The five capitals with the representations of the prophets on the south side of the cloister also follow this principle and create, moreover, a homogeneous unity in which they follow a formal procedure of representation with regard to content. On all four capital sides the busts of the prophets are placed in front of the calathos, as clipei, with scrolls in hand.
The historiated capitals thematise both Old Testament stories (Abraham, Daniel, Nebuchadnesser, Job, Jacob), as well as New Testament ones (Christ’s infancy, Lazarus), as well as hagiographic representations such as the life and miracles of Saint Ursus, the patron and founder of the Abbey.
With the typical variety for a cloister of this period and the proximity of narrative, figurative, and ornamental capital decoration, several motifs – for example, in the Prophet capitals – repeat themselves over and over in the details and, therefore, they distinctly determine the overall image of the cloister itself. The holes drilled to create a decorative pattern in the representation of textiles - such as in the curtain in capital N3B4 (the Nativity) and capital W1EB16 (the Birth of Jacob and Essau) or the blanket in capital N5B6 (Joseph’s Dream), for example, appear almost stereotyped. Also, the use of one and the same figural type for the Three Wise Men on capital N4B5, who all hold their gifts with the same gesture, while bending their left leg, show little artistic variability of movement in the figural motifs.
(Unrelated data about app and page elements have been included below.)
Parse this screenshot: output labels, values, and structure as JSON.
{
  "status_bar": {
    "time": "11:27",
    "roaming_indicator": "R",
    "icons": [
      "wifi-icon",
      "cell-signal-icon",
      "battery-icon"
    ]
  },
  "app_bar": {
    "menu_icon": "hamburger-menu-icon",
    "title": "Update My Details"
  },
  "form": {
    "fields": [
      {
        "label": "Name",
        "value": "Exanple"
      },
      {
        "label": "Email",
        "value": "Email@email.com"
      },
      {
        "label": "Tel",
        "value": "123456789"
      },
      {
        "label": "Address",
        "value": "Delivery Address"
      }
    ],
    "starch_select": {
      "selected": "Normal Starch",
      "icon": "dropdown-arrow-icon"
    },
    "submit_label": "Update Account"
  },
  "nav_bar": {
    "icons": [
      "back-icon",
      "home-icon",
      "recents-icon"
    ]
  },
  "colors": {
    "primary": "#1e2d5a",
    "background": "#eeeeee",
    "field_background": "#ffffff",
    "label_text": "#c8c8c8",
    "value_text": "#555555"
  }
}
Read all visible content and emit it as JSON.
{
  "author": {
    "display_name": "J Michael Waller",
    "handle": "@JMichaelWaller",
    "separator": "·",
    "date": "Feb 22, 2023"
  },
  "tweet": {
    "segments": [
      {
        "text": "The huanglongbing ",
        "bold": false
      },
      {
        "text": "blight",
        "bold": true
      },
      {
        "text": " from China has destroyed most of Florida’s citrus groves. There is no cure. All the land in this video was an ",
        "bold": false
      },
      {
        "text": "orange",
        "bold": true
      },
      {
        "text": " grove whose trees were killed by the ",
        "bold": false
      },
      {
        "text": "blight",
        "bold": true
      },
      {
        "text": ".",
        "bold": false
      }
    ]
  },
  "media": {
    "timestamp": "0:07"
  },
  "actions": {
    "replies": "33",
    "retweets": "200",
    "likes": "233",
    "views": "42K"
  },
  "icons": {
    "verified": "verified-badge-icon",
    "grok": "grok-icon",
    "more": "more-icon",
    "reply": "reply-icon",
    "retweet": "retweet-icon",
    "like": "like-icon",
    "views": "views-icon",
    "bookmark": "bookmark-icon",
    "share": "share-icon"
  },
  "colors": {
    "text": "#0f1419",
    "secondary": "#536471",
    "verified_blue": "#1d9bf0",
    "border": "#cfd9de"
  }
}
The cloister of Sant’Orso in Aosta belongs, along with the cloisters in Monreale and Cefalù, to the few cloisters in Italy that display such an extensive capital programme with narrative and figural representations in comparison to the surviving examples in France or Spain. Not only topographically, but also in chronological respects can Aosta be studied as a connecting link between southern French and Sicilian capital sculpture, though without implying that there is any necessary stylistic development involved.

Imaging Plan and Reproduction of the Capitals
All capitals were photographed from four sides (north, south, west, east). 26 capitals were photographed from eight sides (N, S, W, E, NW, NE, SE, SW).The symbols N, S, W, E stand for the directions north, south, west, east.
The images were sequentially ordered according to the numbering of Berton 1954 and Barberi 1988.

E.g., N11B12N:
N11 is the number by the side of each gallery of the cloister. B12 is the number in Berton 1954 and Barberi 1988, who numbered the capitals in order of their arrangement from 1-37. N stands for the side (north) from which the capital was photographed. If it had been photographed from the south, for example, the number would be N1112S.

Bibliographical references
Berton (1954) 1996 Berton, Robert: Les Chapiteaux du Cloitre de Saint-Ours (Aosta). Un bijou d’art roman au Val d’Aoste. In: Aoste. Les chapiteaux et les stalles mediévaux d’Aoste, Novara (1954) 1996
Brunod 1977 Brunod, Edouardo: La Collegiata di S. Orso, Vol. 2, Aosta 1977
Barberi 1988 Barberi, Sandra: Il chiostro di S. Orso ad Aosta. (Reihe: Quaderni della Sopraintendenza per i Beni Culturali della Valle d’Aosta, N.S.), Rom 1988
Orlandoni/Rossetti Brezzi 2001-2003 Orlandoni, Bruno / Rossetti Brezzi, Elena: Sant’Orso di Aosta. Il complesso monumentale, 2 Vol., Aosta 2001-2003